<<<<

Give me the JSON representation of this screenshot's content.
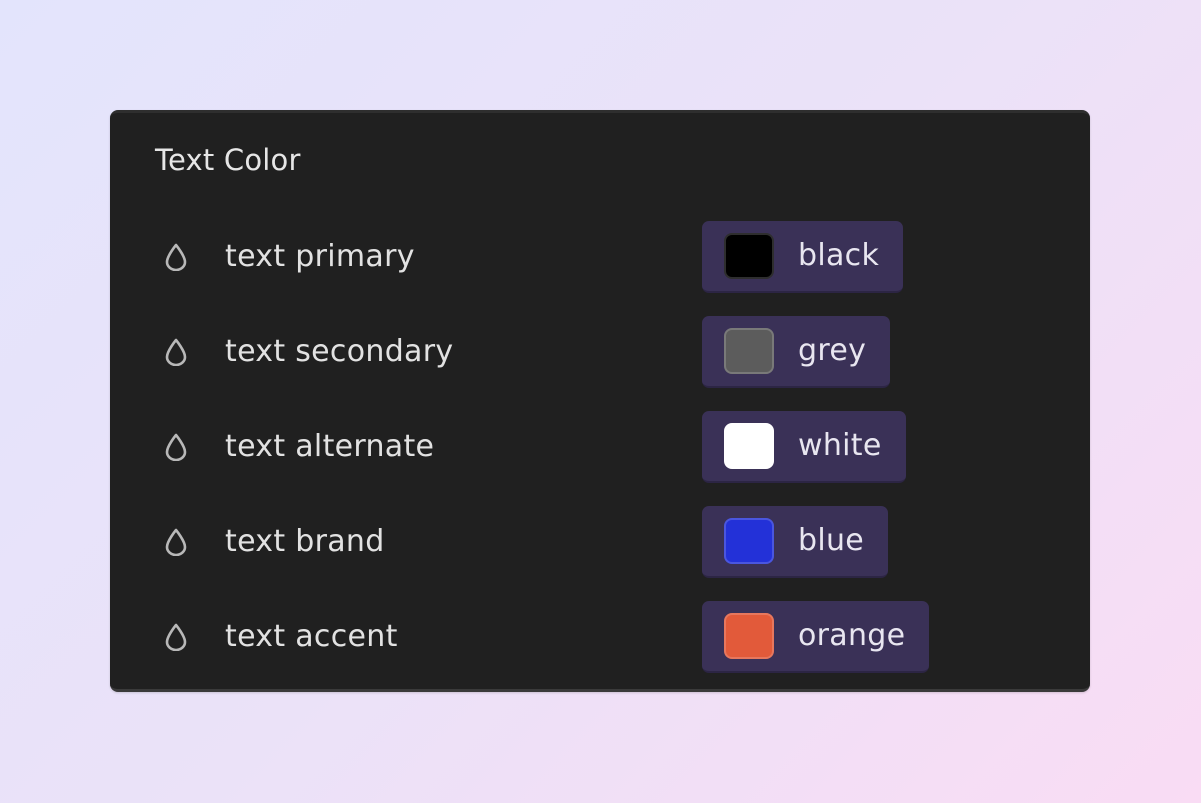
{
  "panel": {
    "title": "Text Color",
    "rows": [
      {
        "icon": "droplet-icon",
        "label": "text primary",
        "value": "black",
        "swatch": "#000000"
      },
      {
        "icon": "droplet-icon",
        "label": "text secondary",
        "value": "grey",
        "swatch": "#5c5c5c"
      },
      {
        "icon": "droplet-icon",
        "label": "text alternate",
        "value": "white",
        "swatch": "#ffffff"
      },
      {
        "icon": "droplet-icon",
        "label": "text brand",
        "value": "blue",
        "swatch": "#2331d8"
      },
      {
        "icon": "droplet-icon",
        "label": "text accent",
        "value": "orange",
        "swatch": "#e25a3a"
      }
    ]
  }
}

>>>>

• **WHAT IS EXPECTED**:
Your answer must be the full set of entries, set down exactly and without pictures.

• **RESPONSE AREA**:
Give me the JSON representation of this screenshot's content.
{
  "panel": {
    "title": "Text Color",
    "rows": [
      {
        "icon": "droplet-icon",
        "label": "text primary",
        "value": "black",
        "swatch": "#000000"
      },
      {
        "icon": "droplet-icon",
        "label": "text secondary",
        "value": "grey",
        "swatch": "#5c5c5c"
      },
      {
        "icon": "droplet-icon",
        "label": "text alternate",
        "value": "white",
        "swatch": "#ffffff"
      },
      {
        "icon": "droplet-icon",
        "label": "text brand",
        "value": "blue",
        "swatch": "#2331d8"
      },
      {
        "icon": "droplet-icon",
        "label": "text accent",
        "value": "orange",
        "swatch": "#e25a3a"
      }
    ]
  }
}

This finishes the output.